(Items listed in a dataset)
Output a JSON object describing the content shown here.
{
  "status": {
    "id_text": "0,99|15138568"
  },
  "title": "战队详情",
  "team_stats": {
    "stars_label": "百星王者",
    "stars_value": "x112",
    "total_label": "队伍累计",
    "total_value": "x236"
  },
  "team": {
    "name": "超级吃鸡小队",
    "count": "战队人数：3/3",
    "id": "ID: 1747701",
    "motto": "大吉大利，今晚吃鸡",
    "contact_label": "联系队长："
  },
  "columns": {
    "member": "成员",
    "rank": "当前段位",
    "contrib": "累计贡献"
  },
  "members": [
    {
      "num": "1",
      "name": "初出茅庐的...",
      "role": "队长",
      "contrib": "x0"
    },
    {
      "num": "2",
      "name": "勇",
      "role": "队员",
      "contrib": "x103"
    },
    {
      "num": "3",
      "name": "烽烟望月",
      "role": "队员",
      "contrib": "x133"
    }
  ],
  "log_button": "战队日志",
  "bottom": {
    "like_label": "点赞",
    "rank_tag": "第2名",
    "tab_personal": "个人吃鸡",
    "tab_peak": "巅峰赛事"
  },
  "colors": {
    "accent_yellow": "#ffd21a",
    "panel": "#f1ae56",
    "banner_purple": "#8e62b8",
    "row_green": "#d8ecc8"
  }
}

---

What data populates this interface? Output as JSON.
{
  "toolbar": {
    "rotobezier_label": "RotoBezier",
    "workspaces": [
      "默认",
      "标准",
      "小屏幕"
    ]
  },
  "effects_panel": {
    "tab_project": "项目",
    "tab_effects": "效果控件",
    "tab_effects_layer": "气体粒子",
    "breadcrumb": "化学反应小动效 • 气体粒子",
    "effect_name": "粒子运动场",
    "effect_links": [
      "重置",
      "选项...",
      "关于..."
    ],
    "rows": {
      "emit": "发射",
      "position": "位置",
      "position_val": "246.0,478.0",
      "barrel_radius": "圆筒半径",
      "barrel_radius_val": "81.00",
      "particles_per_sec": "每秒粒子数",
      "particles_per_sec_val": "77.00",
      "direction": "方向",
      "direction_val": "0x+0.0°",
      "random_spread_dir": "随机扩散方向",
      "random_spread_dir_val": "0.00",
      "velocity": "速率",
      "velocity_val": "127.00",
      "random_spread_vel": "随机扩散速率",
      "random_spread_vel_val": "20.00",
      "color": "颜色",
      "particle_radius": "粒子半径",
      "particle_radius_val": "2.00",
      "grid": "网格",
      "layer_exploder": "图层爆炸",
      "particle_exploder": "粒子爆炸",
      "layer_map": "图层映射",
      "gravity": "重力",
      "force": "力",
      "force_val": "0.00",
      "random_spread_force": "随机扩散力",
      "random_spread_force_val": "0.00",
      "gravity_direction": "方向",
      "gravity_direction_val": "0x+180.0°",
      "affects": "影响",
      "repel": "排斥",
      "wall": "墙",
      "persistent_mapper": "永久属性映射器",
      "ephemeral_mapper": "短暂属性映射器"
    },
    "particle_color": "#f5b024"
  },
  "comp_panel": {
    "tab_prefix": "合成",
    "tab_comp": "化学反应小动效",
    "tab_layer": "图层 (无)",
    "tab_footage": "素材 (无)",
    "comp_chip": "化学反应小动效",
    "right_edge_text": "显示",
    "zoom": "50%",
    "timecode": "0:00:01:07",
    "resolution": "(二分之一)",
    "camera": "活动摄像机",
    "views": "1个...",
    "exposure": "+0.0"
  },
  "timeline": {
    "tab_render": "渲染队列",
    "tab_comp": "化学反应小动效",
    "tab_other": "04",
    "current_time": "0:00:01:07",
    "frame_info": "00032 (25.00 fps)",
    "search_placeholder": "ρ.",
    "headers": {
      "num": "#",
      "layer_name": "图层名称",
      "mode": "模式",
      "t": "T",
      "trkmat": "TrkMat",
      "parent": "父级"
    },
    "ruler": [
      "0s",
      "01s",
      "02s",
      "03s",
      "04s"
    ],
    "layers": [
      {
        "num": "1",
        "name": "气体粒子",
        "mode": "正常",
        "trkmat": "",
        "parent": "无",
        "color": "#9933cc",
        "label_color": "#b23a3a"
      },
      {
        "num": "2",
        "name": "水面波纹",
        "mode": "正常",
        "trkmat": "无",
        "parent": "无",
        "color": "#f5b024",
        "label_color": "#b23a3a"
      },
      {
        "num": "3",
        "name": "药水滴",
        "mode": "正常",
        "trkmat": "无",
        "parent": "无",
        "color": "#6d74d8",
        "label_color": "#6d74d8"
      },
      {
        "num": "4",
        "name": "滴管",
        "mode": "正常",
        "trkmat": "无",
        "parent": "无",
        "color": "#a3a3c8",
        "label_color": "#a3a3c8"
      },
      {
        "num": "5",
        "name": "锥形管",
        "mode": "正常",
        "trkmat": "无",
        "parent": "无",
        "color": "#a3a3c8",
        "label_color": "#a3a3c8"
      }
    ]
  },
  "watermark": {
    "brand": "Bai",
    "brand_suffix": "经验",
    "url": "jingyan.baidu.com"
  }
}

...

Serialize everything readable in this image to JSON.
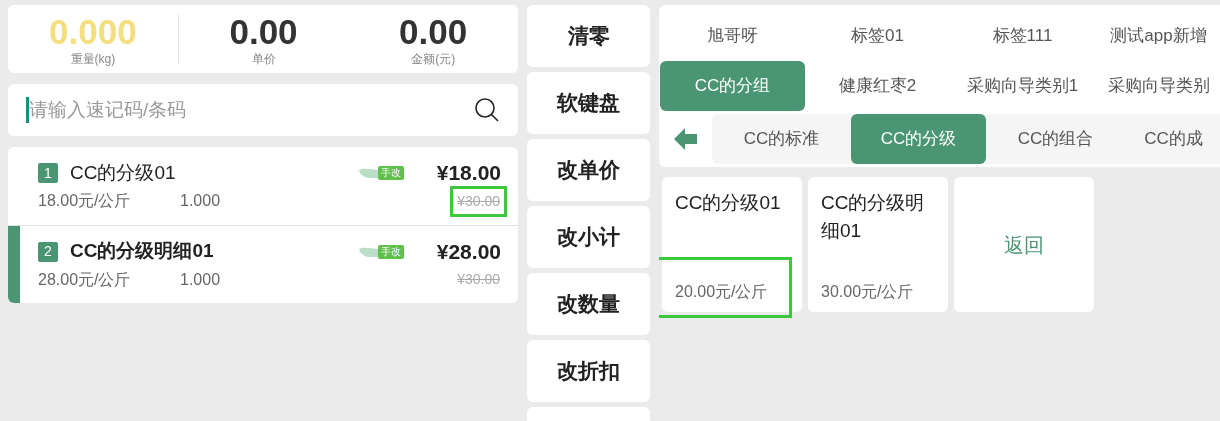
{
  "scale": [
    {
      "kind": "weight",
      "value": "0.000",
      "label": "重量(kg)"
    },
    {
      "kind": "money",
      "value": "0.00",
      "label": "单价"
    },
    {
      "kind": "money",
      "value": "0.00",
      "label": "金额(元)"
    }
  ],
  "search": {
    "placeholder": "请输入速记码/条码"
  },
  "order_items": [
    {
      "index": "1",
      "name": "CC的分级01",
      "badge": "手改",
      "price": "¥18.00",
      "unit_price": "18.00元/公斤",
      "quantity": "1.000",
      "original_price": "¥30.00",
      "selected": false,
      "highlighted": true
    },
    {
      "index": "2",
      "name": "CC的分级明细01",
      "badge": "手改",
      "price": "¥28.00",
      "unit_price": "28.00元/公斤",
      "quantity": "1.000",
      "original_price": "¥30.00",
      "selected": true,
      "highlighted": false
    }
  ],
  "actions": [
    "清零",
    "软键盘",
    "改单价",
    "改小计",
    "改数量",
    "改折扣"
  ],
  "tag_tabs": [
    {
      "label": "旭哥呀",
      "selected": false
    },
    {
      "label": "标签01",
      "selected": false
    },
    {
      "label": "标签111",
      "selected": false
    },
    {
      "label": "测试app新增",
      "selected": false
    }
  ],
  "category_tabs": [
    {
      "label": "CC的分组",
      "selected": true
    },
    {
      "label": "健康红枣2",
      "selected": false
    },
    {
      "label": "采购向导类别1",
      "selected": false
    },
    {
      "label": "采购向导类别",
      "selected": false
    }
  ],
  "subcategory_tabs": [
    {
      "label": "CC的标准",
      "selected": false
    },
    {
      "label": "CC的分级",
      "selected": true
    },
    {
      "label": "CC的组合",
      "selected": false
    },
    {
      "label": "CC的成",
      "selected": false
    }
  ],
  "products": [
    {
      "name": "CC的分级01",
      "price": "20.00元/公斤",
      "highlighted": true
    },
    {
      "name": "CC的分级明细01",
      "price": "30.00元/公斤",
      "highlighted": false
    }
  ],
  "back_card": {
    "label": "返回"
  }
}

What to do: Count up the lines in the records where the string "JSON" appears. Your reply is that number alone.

Solution to the exercise: 3